UPDATE (Nov. 16, 2020):
Mondelez India has made 2 updates:
1. The YouTube video has a more detailed and specific description:
2. There is a simulator to try the idea, as I had suggested in my post below!
“Has this worked for anyone? Don’t know why but not working on my phone. Am seeing Malviya Nagar New Delhi shop. Checked the ad on YouTube so should’ve worked.”
This is a comment on the new Cadbury, “This is not just a Cadbury ad” ad, by a very senior advertising industry professional, on a WhatsApp Group. I had the same question in my mind, but he chose to articulate it before I could.
I saw the new “This is not just a Cadbury ad” on YouTube too, on Cadbury’s own YouTube page.
I saw “Sahil Jewellers, Malviya Nagar, Delhi”, “Jyoti Optician, Siyaganj, Indore”, “Kajari Selection, Dange Chowk, Pune”, “Ajanta Times, Maninagar, Ahmedabad” and “Chhadva Dryfruits, Powai, Mumbai”… while sitting in Bengaluru.
So I wondered too – where is the hyper-personalization that the campaign video claims, is being done for the first time in India?
(PS: This is NOT India’s first-ever hyper-personalized ad. More on this, at the end of this post.)
The intent is fantastic, no question about that at all.
But when Ogilvy says, it’d be hyper-personalized when the ad is being watched on Facebook and YouTube, I should probably see something personalized to my location. I do not.
And I figured that I’m not the only one. More people were mildly baffled that they do not see the ‘magic’ being proclaimed in the idea (click on each image to see the comment, from Cadbury’s own Facebook and YouTube pages).
All these people are not wrong. And Cadbury is not wrong either. Neither is Ogilvy.
Now, I do not doubt either the intent or the execution of the brand or the agency. It is highly commendable and the idea too is very nice.
But… the way it has been communicated in the form of a demonstration lacks clarity. Here’s why.
1. I presume this is being rolled out as a pilot. Sukesh Nayak, Ogilvy India, explains in the Melt video (at 20:00) that this is active ONLY in 7 Indian cities, right now. That context is very, very important when you are trying to demonstrate the ‘what’ and ‘how’. The demonstration should then clearly mention that fact, so that people in cities other than the seven could understand that they are NOT the intended target audiences for the ad.
2. Sukesh also explains that the ad delivers hyper-personalized local store recommendations “when you are watching it on Facebook and YouTube“. The Cadbury YouTube page has the ad. I am watching it on YouTube. Yet, no local store recommendations!
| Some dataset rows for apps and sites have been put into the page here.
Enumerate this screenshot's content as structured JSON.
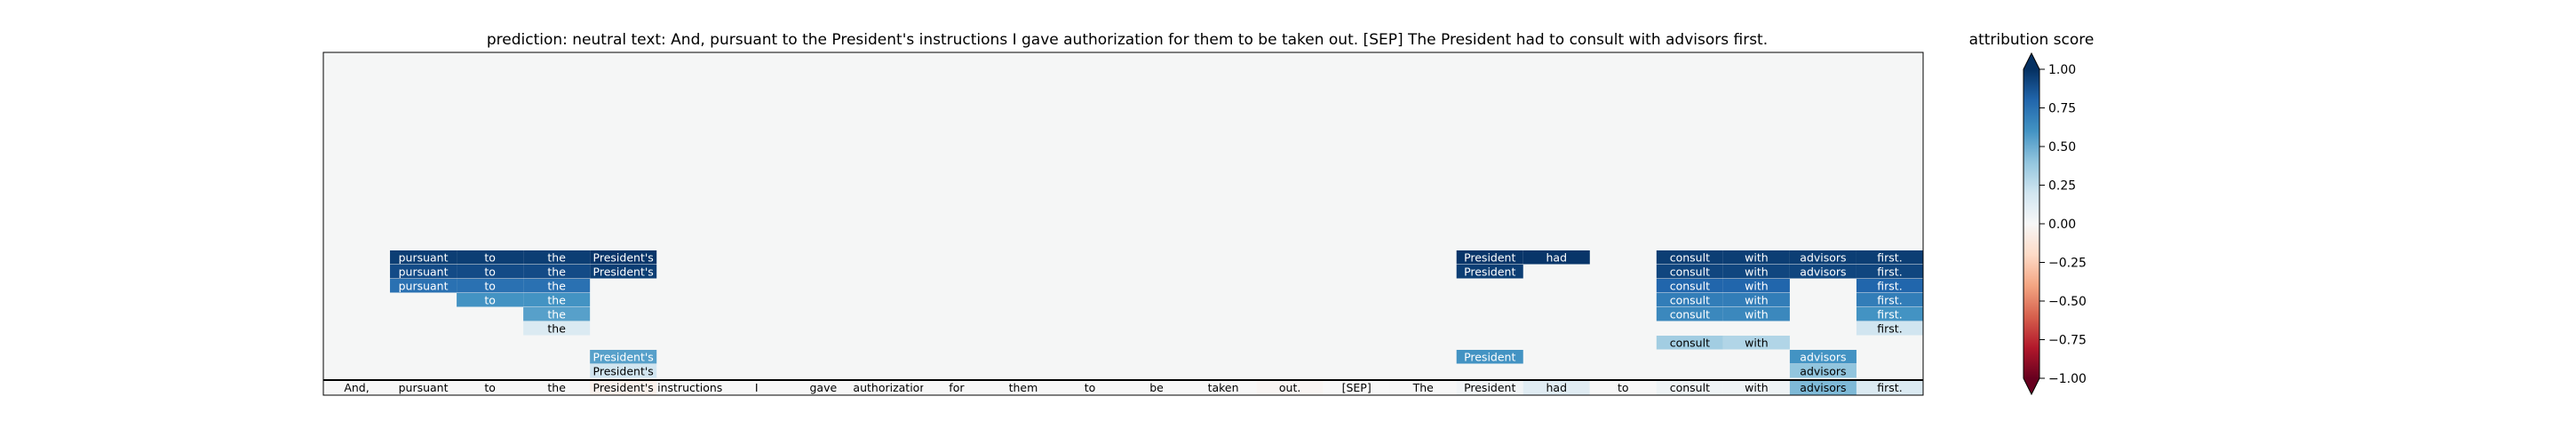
{
  "chart_data": {
    "type": "heatmap",
    "title": "prediction:  neutral     text:  And, pursuant to the President's instructions I gave authorization for them to be taken out. [SEP] The President had to consult with advisors first.",
    "tokens": [
      "And,",
      "pursuant",
      "to",
      "the",
      "President's",
      "instructions",
      "I",
      "gave",
      "authorization",
      "for",
      "them",
      "to",
      "be",
      "taken",
      "out.",
      "[SEP]",
      "The",
      "President",
      "had",
      "to",
      "consult",
      "with",
      "advisors",
      "first."
    ],
    "token_attribution": [
      0.0,
      0.0,
      0.0,
      0.0,
      -0.05,
      0.0,
      0.0,
      0.0,
      0.0,
      0.0,
      0.0,
      0.0,
      0.0,
      0.0,
      -0.02,
      0.0,
      0.0,
      0.03,
      0.12,
      0.0,
      0.05,
      0.05,
      0.45,
      0.15
    ],
    "layers": [
      {
        "level": 1,
        "cells": [
          {
            "index": 4,
            "value": 0.2
          },
          {
            "index": 22,
            "value": 0.4
          }
        ]
      },
      {
        "level": 2,
        "cells": [
          {
            "index": 4,
            "value": 0.55
          },
          {
            "index": 17,
            "value": 0.6
          },
          {
            "index": 22,
            "value": 0.6
          }
        ]
      },
      {
        "level": 3,
        "cells": [
          {
            "index": 20,
            "value": 0.35
          },
          {
            "index": 21,
            "value": 0.3
          }
        ]
      },
      {
        "level": 4,
        "cells": [
          {
            "index": 3,
            "value": 0.15
          },
          {
            "index": 23,
            "value": 0.2
          }
        ]
      },
      {
        "level": 5,
        "cells": [
          {
            "index": 3,
            "value": 0.55
          },
          {
            "index": 20,
            "value": 0.65
          },
          {
            "index": 21,
            "value": 0.65
          },
          {
            "index": 23,
            "value": 0.6
          }
        ]
      },
      {
        "level": 6,
        "cells": [
          {
            "index": 2,
            "value": 0.6
          },
          {
            "index": 3,
            "value": 0.6
          },
          {
            "index": 20,
            "value": 0.7
          },
          {
            "index": 21,
            "value": 0.7
          },
          {
            "index": 23,
            "value": 0.7
          }
        ]
      },
      {
        "level": 7,
        "cells": [
          {
            "index": 1,
            "value": 0.75
          },
          {
            "index": 2,
            "value": 0.75
          },
          {
            "index": 3,
            "value": 0.75
          },
          {
            "index": 20,
            "value": 0.8
          },
          {
            "index": 21,
            "value": 0.8
          },
          {
            "index": 23,
            "value": 0.8
          }
        ]
      },
      {
        "level": 8,
        "cells": [
          {
            "index": 1,
            "value": 0.9
          },
          {
            "index": 2,
            "value": 0.9
          },
          {
            "index": 3,
            "value": 0.9
          },
          {
            "index": 4,
            "value": 0.95
          },
          {
            "index": 17,
            "value": 0.95
          },
          {
            "index": 20,
            "value": 0.92
          },
          {
            "index": 21,
            "value": 0.92
          },
          {
            "index": 22,
            "value": 0.92
          },
          {
            "index": 23,
            "value": 0.92
          }
        ]
      },
      {
        "level": 9,
        "cells": [
          {
            "index": 1,
            "value": 0.95
          },
          {
            "index": 2,
            "value": 0.95
          },
          {
            "index": 3,
            "value": 0.95
          },
          {
            "index": 4,
            "value": 0.98
          },
          {
            "index": 17,
            "value": 0.98
          },
          {
            "index": 18,
            "value": 0.98
          },
          {
            "index": 20,
            "value": 0.95
          },
          {
            "index": 21,
            "value": 0.95
          },
          {
            "index": 22,
            "value": 0.95
          },
          {
            "index": 23,
            "value": 0.95
          }
        ]
      }
    ],
    "colorbar": {
      "label": "attribution score",
      "ticks": [
        1.0,
        0.75,
        0.5,
        0.25,
        0.0,
        -0.25,
        -0.5,
        -0.75,
        -1.0
      ],
      "tick_labels": [
        "1.00",
        "0.75",
        "0.50",
        "0.25",
        "0.00",
        "−0.25",
        "−0.50",
        "−0.75",
        "−1.00"
      ],
      "range": [
        -1,
        1
      ],
      "colormap": "RdBu",
      "extend": "both"
    },
    "grid": false
  }
}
The only way I can understand that is that the ad should be delivered to you as an ad while you are watching something else on YouTube (say, as a mid-video ad or a pre-roll ad). Or the ad should be delivered to you on Facebook while you are scrolling on your timeline (both, while you have enabled location on your device).
So, “when you are watching it on Facebook and YouTube” is a misleading instruction that is bound to confuse and disappoint viewers because if you take that instruction at face value and head to Cadbury’s Facebook handle or YouTube page to view the sample ad uploaded there, you will see the same 5 local stores: “Sahil Jewellers, Malviya Nagar, Delhi”, “Jyoti Optician, Siyaganj, Indore”, “Kajari Selection, Dange Chowk, Pune”, “Ajanta Times, Maninagar, Ahmedabad” and “Chhadva Dryfruits, Powai, Mumbai”, because this is a stock compilation video of “what could be”, not “what is”.
3. What this demonstration needed, and deserved, was a dedicated location online that starts by listing the cities that this works on (they can always increase the cities as new cities are added).
Then, the page asks people to add pin-code from one of those cities. Even if I am sitting in Bengaluru (which is probably not part of the roll-out), I can test the concept by entering a Pune-based pin code and convince myself that the idea actually works.
Merely uploading one demo video and expect people to both understand and believe that the concept actually works is way too optimistic.
As for India’s first hyper-personalized digital advertising campaign, I believe that was by Tata Docomo, through the agency, IBS. That idea won a lot of awards too, including Yahoo Big Idea Chair 2013 award and Emvies 2013.
Ogilvy’s framing of the Cadbury’s ad as ‘India’s first-ever hyper-personalized’ is perhaps misplaced. The Tata Docomo ads had the name of the user in the ad, and that qualifies for true ‘hyper-personalization’. What Cadbury’s ad does is ‘hyper-localization’, beyond ‘hyper-personalization’. Calling it ‘India’s first-ever hyper-localized’ ad would have made the claim a bit more firm and appropriate. To be sure, it is personalized too, but Tata Docomo’s name-level personalization is a better demonstration than nearby-shops level personalization. So, using ‘hyper-localized’ is a better claim.
Related read: See what another brand from another country did, on the very same idea of helping local stores, using nothing but newspaper ads, in June 2020!